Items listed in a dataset
------------------------

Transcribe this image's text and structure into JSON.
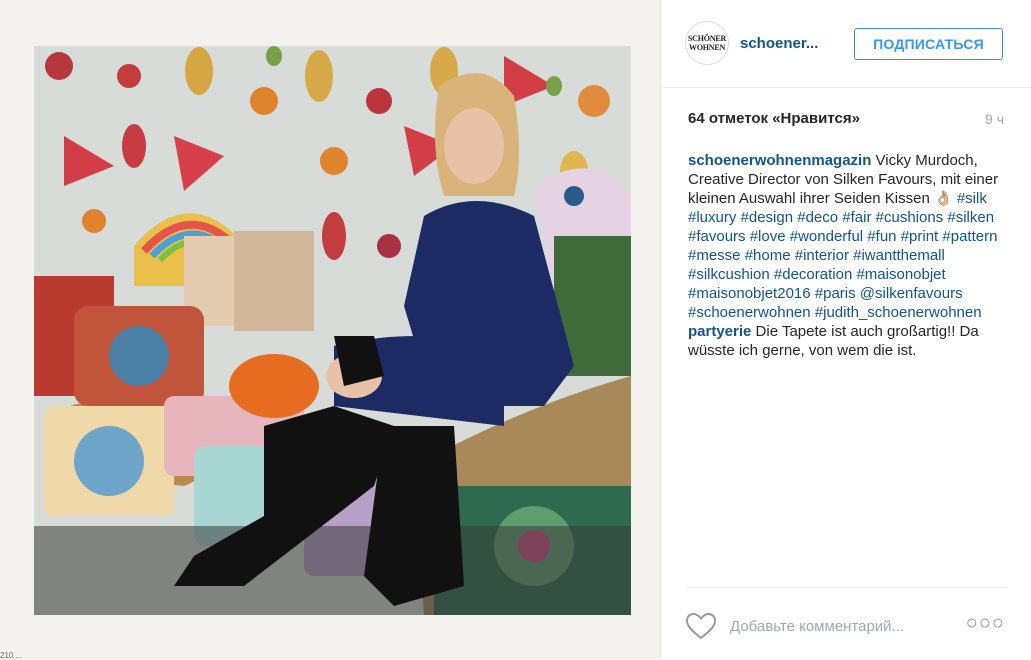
{
  "post": {
    "username": "schoener...",
    "follow_label": "ПОДПИСАТЬСЯ",
    "avatar_text_line1": "SCHÖNER",
    "avatar_text_line2": "WOHNEN",
    "likes": "64 отметок «Нравится»",
    "time": "9 ч"
  },
  "caption": {
    "user": "schoenerwohnenmagazin",
    "text": " Vicky Murdoch, Creative Director von Silken Favours, mit einer kleinen Auswahl ihrer Seiden Kissen 👌🏼 ",
    "hashtags": [
      "#silk",
      "#luxury",
      "#design",
      "#deco",
      "#fair",
      "#cushions",
      "#silken",
      "#favours",
      "#love",
      "#wonderful",
      "#fun",
      "#print",
      "#pattern",
      "#messe",
      "#home",
      "#interior",
      "#iwantthemall",
      "#silkcushion",
      "#decoration",
      "#maisonobjet",
      "#maisonobjet2016",
      "#paris",
      "@silkenfavours",
      "#schoenerwohnen",
      "#judith_schoenerwohnen"
    ]
  },
  "comment2": {
    "user": "partyerie",
    "text": " Die Tapete ist auch großartig!! Da wüsste ich gerne, von wem die ist."
  },
  "footer": {
    "placeholder": "Добавьте комментарий...",
    "more": "○○○"
  },
  "strip_text": "210 ... ",
  "colors": {
    "link": "#125688",
    "button": "#3897f0",
    "muted": "#a5a7aa"
  }
}
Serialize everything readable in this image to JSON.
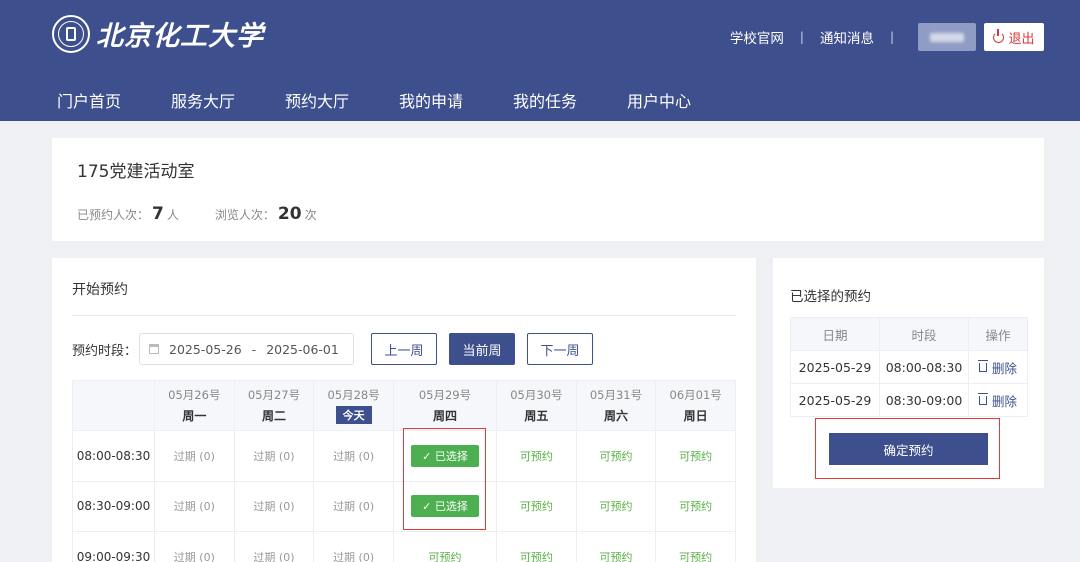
{
  "header": {
    "logo_text": "北京化工大学",
    "links": [
      "学校官网",
      "通知消息"
    ],
    "logout_label": "退出"
  },
  "nav": {
    "items": [
      "门户首页",
      "服务大厅",
      "预约大厅",
      "我的申请",
      "我的任务",
      "用户中心"
    ]
  },
  "room": {
    "title": "175党建活动室",
    "booked_label": "已预约人次：",
    "booked_count": "7",
    "booked_unit": "人",
    "views_label": "浏览人次：",
    "views_count": "20",
    "views_unit": "次"
  },
  "booking": {
    "title": "开始预约",
    "period_label": "预约时段：",
    "date_start": "2025-05-26",
    "date_sep": "-",
    "date_end": "2025-06-01",
    "prev_week": "上一周",
    "current_week": "当前周",
    "next_week": "下一周",
    "days": [
      {
        "date": "05月26号",
        "weekday": "周一"
      },
      {
        "date": "05月27号",
        "weekday": "周二"
      },
      {
        "date": "05月28号",
        "weekday": "今天"
      },
      {
        "date": "05月29号",
        "weekday": "周四"
      },
      {
        "date": "05月30号",
        "weekday": "周五"
      },
      {
        "date": "05月31号",
        "weekday": "周六"
      },
      {
        "date": "06月01号",
        "weekday": "周日"
      }
    ],
    "rows": [
      {
        "time": "08:00-08:30",
        "cells": [
          "过期 (0)",
          "过期 (0)",
          "过期 (0)",
          "✓ 已选择",
          "可预约",
          "可预约",
          "可预约"
        ]
      },
      {
        "time": "08:30-09:00",
        "cells": [
          "过期 (0)",
          "过期 (0)",
          "过期 (0)",
          "✓ 已选择",
          "可预约",
          "可预约",
          "可预约"
        ]
      },
      {
        "time": "09:00-09:30",
        "cells": [
          "过期 (0)",
          "过期 (0)",
          "过期 (0)",
          "可预约",
          "可预约",
          "可预约",
          "可预约"
        ]
      }
    ]
  },
  "selected": {
    "title": "已选择的预约",
    "headers": [
      "日期",
      "时段",
      "操作"
    ],
    "rows": [
      {
        "date": "2025-05-29",
        "slot": "08:00-08:30",
        "action": "删除"
      },
      {
        "date": "2025-05-29",
        "slot": "08:30-09:00",
        "action": "删除"
      }
    ],
    "confirm_label": "确定预约"
  },
  "colors": {
    "primary": "#3d4f8c",
    "selected_green": "#4caf50",
    "available_green": "#5ab047",
    "highlight_red": "#e53935"
  }
}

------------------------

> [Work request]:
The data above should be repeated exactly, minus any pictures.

> [Answer to the exercise]:
Transcribe this image's text and structure into JSON.
{
  "post": {
    "username": "schoener...",
    "follow_label": "ПОДПИСАТЬСЯ",
    "avatar_text_line1": "SCHÖNER",
    "avatar_text_line2": "WOHNEN",
    "likes": "64 отметок «Нравится»",
    "time": "9 ч"
  },
  "caption": {
    "user": "schoenerwohnenmagazin",
    "text": " Vicky Murdoch, Creative Director von Silken Favours, mit einer kleinen Auswahl ihrer Seiden Kissen 👌🏼 ",
    "hashtags": [
      "#silk",
      "#luxury",
      "#design",
      "#deco",
      "#fair",
      "#cushions",
      "#silken",
      "#favours",
      "#love",
      "#wonderful",
      "#fun",
      "#print",
      "#pattern",
      "#messe",
      "#home",
      "#interior",
      "#iwantthemall",
      "#silkcushion",
      "#decoration",
      "#maisonobjet",
      "#maisonobjet2016",
      "#paris",
      "@silkenfavours",
      "#schoenerwohnen",
      "#judith_schoenerwohnen"
    ]
  },
  "comment2": {
    "user": "partyerie",
    "text": " Die Tapete ist auch großartig!! Da wüsste ich gerne, von wem die ist."
  },
  "footer": {
    "placeholder": "Добавьте комментарий...",
    "more": "○○○"
  },
  "strip_text": "210 ... ",
  "colors": {
    "link": "#125688",
    "button": "#3897f0",
    "muted": "#a5a7aa"
  }
}
Serialize everything readable in this image to JSON.
{
  "header": {
    "logo_text": "北京化工大学",
    "links": [
      "学校官网",
      "通知消息"
    ],
    "logout_label": "退出"
  },
  "nav": {
    "items": [
      "门户首页",
      "服务大厅",
      "预约大厅",
      "我的申请",
      "我的任务",
      "用户中心"
    ]
  },
  "room": {
    "title": "175党建活动室",
    "booked_label": "已预约人次：",
    "booked_count": "7",
    "booked_unit": "人",
    "views_label": "浏览人次：",
    "views_count": "20",
    "views_unit": "次"
  },
  "booking": {
    "title": "开始预约",
    "period_label": "预约时段：",
    "date_start": "2025-05-26",
    "date_sep": "-",
    "date_end": "2025-06-01",
    "prev_week": "上一周",
    "current_week": "当前周",
    "next_week": "下一周",
    "days": [
      {
        "date": "05月26号",
        "weekday": "周一"
      },
      {
        "date": "05月27号",
        "weekday": "周二"
      },
      {
        "date": "05月28号",
        "weekday": "今天"
      },
      {
        "date": "05月29号",
        "weekday": "周四"
      },
      {
        "date": "05月30号",
        "weekday": "周五"
      },
      {
        "date": "05月31号",
        "weekday": "周六"
      },
      {
        "date": "06月01号",
        "weekday": "周日"
      }
    ],
    "rows": [
      {
        "time": "08:00-08:30",
        "cells": [
          "过期 (0)",
          "过期 (0)",
          "过期 (0)",
          "✓ 已选择",
          "可预约",
          "可预约",
          "可预约"
        ]
      },
      {
        "time": "08:30-09:00",
        "cells": [
          "过期 (0)",
          "过期 (0)",
          "过期 (0)",
          "✓ 已选择",
          "可预约",
          "可预约",
          "可预约"
        ]
      },
      {
        "time": "09:00-09:30",
        "cells": [
          "过期 (0)",
          "过期 (0)",
          "过期 (0)",
          "可预约",
          "可预约",
          "可预约",
          "可预约"
        ]
      }
    ]
  },
  "selected": {
    "title": "已选择的预约",
    "headers": [
      "日期",
      "时段",
      "操作"
    ],
    "rows": [
      {
        "date": "2025-05-29",
        "slot": "08:00-08:30",
        "action": "删除"
      },
      {
        "date": "2025-05-29",
        "slot": "08:30-09:00",
        "action": "删除"
      }
    ],
    "confirm_label": "确定预约"
  },
  "colors": {
    "primary": "#3d4f8c",
    "selected_green": "#4caf50",
    "available_green": "#5ab047",
    "highlight_red": "#e53935"
  }
}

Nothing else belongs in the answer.